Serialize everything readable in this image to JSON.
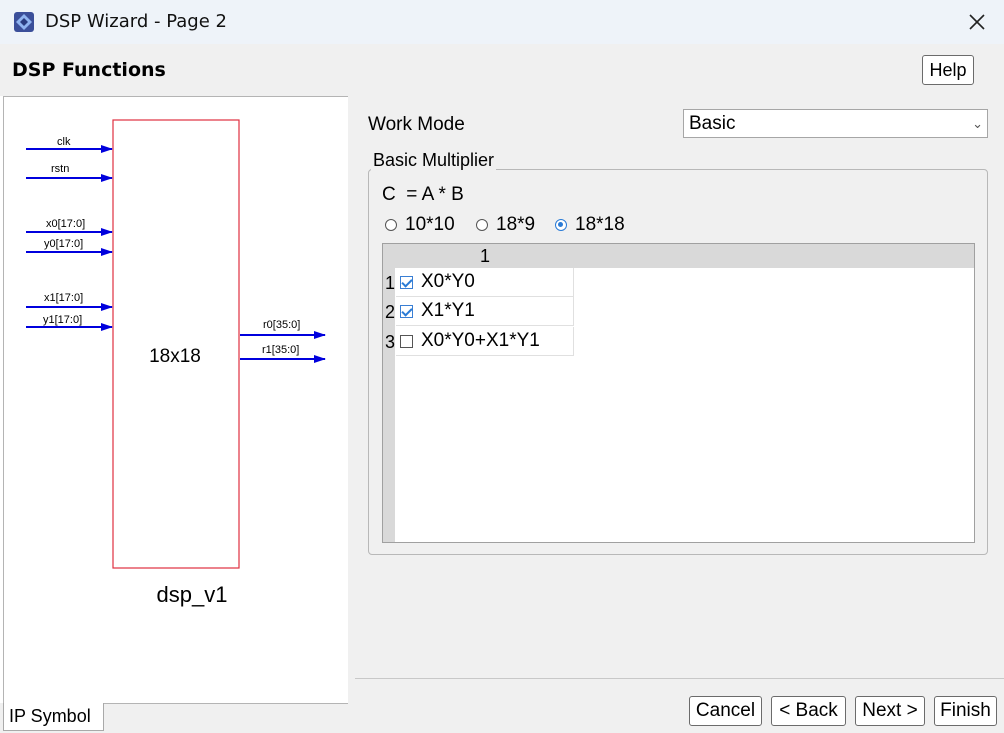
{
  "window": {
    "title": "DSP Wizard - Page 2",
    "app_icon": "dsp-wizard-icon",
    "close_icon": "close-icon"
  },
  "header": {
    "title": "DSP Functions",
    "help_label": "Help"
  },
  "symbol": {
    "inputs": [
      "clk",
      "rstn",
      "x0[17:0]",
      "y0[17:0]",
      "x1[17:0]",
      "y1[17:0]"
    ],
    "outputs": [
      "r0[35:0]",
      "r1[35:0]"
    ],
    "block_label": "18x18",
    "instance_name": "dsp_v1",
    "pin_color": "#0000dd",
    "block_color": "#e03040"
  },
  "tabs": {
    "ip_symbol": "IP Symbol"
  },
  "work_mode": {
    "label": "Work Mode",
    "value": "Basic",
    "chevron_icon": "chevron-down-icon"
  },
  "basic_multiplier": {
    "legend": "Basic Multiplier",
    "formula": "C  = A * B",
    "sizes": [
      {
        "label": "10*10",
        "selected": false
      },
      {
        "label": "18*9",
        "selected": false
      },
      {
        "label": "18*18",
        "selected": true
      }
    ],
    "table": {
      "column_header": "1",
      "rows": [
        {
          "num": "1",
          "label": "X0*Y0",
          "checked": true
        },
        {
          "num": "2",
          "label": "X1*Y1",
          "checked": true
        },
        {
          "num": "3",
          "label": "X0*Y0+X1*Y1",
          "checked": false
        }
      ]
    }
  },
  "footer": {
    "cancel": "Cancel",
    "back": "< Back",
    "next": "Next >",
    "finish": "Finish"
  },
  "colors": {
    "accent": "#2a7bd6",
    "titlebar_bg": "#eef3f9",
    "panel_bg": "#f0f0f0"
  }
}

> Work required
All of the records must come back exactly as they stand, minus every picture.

> Answer section
Serialize everything readable in this image to JSON.
{
  "window": {
    "title": "DSP Wizard - Page 2",
    "app_icon": "dsp-wizard-icon",
    "close_icon": "close-icon"
  },
  "header": {
    "title": "DSP Functions",
    "help_label": "Help"
  },
  "symbol": {
    "inputs": [
      "clk",
      "rstn",
      "x0[17:0]",
      "y0[17:0]",
      "x1[17:0]",
      "y1[17:0]"
    ],
    "outputs": [
      "r0[35:0]",
      "r1[35:0]"
    ],
    "block_label": "18x18",
    "instance_name": "dsp_v1",
    "pin_color": "#0000dd",
    "block_color": "#e03040"
  },
  "tabs": {
    "ip_symbol": "IP Symbol"
  },
  "work_mode": {
    "label": "Work Mode",
    "value": "Basic",
    "chevron_icon": "chevron-down-icon"
  },
  "basic_multiplier": {
    "legend": "Basic Multiplier",
    "formula": "C  = A * B",
    "sizes": [
      {
        "label": "10*10",
        "selected": false
      },
      {
        "label": "18*9",
        "selected": false
      },
      {
        "label": "18*18",
        "selected": true
      }
    ],
    "table": {
      "column_header": "1",
      "rows": [
        {
          "num": "1",
          "label": "X0*Y0",
          "checked": true
        },
        {
          "num": "2",
          "label": "X1*Y1",
          "checked": true
        },
        {
          "num": "3",
          "label": "X0*Y0+X1*Y1",
          "checked": false
        }
      ]
    }
  },
  "footer": {
    "cancel": "Cancel",
    "back": "< Back",
    "next": "Next >",
    "finish": "Finish"
  },
  "colors": {
    "accent": "#2a7bd6",
    "titlebar_bg": "#eef3f9",
    "panel_bg": "#f0f0f0"
  }
}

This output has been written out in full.